Excerpts from an interface dataset
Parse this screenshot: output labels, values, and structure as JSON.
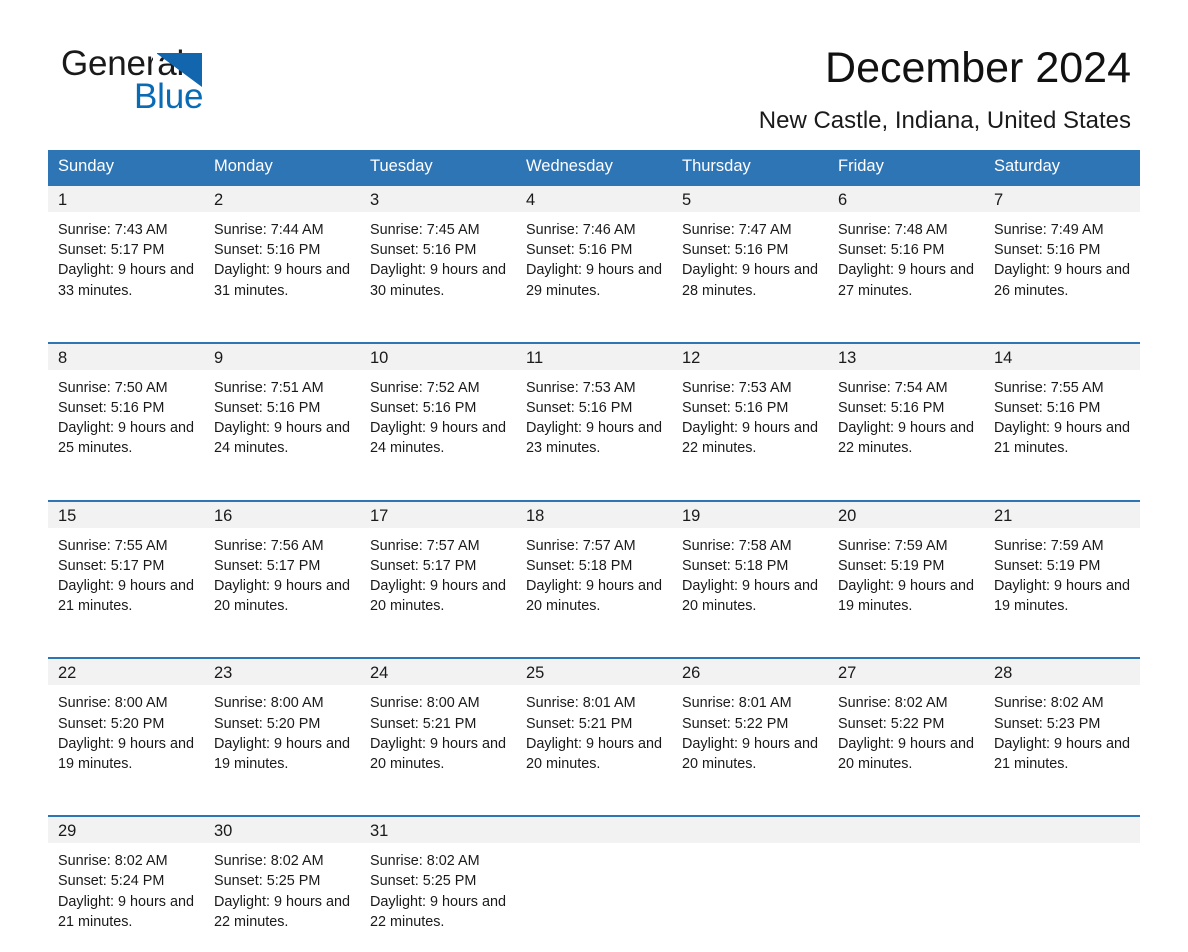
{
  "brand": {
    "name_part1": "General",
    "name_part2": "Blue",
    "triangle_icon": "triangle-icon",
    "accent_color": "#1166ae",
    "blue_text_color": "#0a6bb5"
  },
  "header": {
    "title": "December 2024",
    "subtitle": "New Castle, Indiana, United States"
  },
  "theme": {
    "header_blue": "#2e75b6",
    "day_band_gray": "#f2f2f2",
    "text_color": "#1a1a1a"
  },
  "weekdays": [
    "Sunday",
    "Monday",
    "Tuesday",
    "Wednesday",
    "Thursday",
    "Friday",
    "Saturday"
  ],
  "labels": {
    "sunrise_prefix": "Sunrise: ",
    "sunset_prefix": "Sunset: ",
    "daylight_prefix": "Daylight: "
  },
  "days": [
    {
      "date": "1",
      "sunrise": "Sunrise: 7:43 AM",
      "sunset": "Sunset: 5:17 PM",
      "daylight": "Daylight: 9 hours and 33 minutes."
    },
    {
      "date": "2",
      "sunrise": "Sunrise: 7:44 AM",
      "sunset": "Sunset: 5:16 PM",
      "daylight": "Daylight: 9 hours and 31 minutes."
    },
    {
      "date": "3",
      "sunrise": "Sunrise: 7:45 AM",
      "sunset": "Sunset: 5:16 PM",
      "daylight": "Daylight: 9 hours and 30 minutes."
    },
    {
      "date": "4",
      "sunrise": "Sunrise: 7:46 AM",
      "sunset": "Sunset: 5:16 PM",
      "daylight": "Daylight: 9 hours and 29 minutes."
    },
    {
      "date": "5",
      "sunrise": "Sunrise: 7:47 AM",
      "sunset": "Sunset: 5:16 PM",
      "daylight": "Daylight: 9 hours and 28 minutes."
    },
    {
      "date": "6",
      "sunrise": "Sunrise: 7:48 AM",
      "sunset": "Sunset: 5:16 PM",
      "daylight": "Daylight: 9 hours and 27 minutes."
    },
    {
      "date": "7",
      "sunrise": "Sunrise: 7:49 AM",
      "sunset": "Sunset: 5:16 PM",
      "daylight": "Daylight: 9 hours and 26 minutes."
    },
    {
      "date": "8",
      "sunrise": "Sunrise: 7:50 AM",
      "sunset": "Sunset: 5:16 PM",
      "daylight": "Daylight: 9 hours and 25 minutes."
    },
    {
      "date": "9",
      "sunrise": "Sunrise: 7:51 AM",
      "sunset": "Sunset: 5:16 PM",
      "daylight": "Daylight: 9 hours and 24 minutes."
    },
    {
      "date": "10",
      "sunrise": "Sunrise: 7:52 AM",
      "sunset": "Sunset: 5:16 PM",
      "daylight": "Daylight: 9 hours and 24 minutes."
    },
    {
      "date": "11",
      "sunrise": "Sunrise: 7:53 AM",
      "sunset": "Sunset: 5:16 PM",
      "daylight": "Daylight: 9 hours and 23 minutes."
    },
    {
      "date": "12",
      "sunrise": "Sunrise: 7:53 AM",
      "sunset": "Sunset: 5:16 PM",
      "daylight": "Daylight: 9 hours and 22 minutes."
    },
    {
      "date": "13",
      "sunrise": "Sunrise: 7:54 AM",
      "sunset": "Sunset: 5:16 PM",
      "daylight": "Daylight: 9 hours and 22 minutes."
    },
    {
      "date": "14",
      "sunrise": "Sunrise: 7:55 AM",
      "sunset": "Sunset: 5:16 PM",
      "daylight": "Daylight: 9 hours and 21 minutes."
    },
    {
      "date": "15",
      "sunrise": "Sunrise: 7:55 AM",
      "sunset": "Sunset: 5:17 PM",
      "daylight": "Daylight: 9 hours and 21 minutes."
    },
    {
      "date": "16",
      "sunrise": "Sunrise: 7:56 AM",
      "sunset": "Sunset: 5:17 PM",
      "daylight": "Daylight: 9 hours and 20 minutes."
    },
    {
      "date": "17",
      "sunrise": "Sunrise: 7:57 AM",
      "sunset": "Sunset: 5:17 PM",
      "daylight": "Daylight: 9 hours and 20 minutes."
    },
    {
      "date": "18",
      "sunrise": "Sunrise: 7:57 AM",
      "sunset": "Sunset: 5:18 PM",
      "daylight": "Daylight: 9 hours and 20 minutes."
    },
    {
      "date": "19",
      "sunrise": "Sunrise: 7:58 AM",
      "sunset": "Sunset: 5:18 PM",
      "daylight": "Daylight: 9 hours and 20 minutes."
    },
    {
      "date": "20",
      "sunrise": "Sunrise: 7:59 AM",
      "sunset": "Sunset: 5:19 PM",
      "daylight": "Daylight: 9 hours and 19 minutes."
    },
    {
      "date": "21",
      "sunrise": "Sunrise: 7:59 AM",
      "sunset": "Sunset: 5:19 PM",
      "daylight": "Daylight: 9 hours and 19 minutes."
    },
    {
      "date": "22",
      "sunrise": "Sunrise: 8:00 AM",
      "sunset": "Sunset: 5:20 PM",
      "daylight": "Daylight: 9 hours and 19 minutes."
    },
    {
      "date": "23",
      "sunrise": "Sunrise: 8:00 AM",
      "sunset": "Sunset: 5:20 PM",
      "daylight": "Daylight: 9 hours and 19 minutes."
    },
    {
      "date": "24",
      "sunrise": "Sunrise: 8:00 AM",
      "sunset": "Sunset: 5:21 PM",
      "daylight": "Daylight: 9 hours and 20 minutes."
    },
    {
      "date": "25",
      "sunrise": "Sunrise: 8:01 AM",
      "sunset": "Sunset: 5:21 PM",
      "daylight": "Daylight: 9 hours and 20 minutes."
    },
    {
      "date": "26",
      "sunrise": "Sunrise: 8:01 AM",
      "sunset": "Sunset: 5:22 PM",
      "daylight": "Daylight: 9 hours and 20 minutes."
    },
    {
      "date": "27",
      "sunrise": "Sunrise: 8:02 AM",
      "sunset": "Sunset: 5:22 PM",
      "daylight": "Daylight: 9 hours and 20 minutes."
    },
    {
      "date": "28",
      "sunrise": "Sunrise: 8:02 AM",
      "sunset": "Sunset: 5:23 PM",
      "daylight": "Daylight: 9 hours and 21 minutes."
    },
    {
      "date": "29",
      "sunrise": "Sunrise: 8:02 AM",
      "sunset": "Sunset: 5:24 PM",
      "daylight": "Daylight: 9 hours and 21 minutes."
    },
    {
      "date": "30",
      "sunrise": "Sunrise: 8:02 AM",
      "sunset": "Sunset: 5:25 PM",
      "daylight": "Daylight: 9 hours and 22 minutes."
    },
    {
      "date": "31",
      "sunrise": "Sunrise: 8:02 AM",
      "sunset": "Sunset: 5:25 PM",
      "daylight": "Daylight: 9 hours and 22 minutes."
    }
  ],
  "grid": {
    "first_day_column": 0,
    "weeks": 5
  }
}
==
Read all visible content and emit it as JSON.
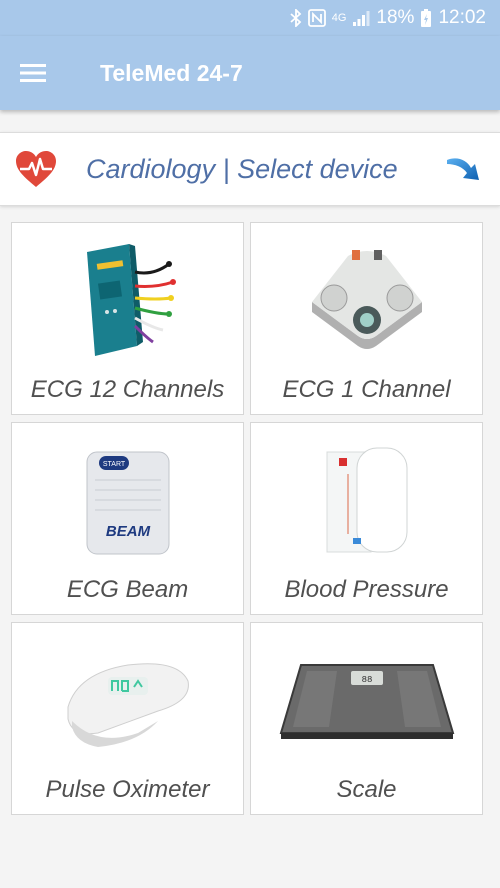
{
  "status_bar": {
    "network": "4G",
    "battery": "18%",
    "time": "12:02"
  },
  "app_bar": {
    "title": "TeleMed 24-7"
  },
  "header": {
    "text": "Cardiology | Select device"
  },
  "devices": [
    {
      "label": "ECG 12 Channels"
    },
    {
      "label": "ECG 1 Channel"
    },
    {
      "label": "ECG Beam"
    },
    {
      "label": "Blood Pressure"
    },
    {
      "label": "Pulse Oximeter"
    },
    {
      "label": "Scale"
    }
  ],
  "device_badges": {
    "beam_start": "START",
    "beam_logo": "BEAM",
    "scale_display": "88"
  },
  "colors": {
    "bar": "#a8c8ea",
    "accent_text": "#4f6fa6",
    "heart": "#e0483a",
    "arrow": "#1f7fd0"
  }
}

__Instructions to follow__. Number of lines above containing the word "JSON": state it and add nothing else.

__Answer section__. 2